Work task:
Where a line holds the word "true", copy that line from the data below.

(Records drawn from a dataset)
◇ ◇ ◇ ◇ ◇ ◇ ◇
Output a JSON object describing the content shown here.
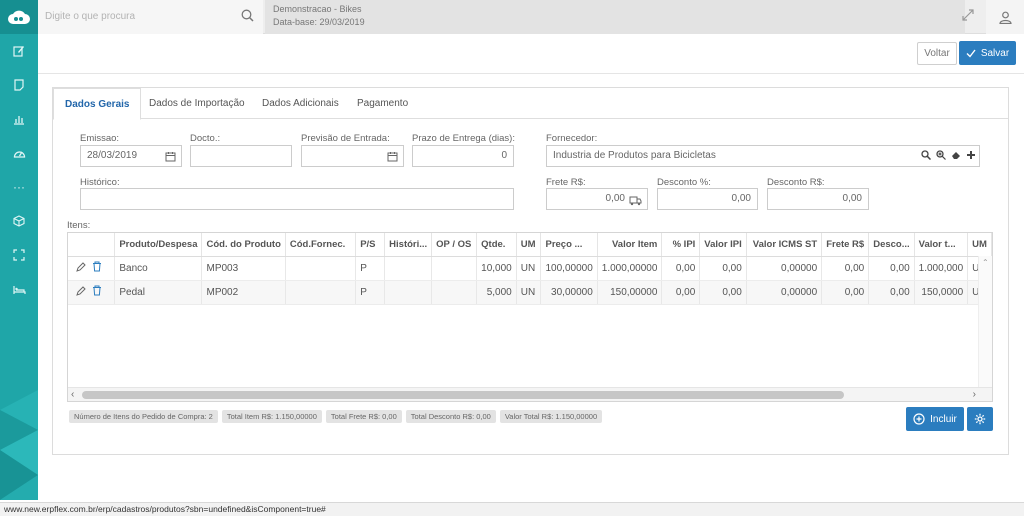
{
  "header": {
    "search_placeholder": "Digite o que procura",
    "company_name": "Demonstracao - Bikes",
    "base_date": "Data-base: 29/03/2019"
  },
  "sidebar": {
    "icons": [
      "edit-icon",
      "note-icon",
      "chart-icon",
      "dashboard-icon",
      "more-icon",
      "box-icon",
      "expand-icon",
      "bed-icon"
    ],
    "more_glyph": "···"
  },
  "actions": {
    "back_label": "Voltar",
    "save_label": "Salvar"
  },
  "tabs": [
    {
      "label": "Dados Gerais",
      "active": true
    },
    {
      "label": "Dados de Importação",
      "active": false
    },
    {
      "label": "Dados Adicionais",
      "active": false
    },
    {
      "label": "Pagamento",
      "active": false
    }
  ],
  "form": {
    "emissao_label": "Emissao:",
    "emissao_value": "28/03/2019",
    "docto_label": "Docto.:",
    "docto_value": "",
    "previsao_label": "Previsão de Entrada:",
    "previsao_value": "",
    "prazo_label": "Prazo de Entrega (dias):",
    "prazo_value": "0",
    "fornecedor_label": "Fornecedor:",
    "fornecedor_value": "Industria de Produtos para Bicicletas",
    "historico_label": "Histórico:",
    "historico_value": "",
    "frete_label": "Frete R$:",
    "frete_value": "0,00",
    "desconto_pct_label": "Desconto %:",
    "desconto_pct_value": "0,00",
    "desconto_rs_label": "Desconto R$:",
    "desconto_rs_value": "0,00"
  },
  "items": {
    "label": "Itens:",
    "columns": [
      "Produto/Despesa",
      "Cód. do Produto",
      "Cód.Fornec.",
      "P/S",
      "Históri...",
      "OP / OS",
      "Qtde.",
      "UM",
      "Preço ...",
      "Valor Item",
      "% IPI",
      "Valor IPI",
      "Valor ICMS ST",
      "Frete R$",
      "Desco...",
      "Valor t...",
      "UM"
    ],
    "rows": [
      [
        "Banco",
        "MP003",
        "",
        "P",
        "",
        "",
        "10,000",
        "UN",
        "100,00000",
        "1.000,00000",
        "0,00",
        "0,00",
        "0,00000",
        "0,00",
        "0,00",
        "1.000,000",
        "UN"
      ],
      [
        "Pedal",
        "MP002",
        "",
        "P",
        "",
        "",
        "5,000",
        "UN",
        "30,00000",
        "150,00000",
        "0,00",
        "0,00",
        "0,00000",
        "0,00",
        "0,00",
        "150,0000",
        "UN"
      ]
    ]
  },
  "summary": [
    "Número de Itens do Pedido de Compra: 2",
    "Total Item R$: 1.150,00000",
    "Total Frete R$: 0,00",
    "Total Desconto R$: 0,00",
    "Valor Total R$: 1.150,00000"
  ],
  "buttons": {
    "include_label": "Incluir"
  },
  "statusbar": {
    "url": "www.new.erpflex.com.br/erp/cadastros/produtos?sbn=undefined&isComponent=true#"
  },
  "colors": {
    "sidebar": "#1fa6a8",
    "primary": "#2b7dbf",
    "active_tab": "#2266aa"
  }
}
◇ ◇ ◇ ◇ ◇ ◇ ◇
Output:
      "active": true
    "url": "www.new.erpflex.com.br/erp/cadastros/produtos?sbn=undefined&isComponent=true#"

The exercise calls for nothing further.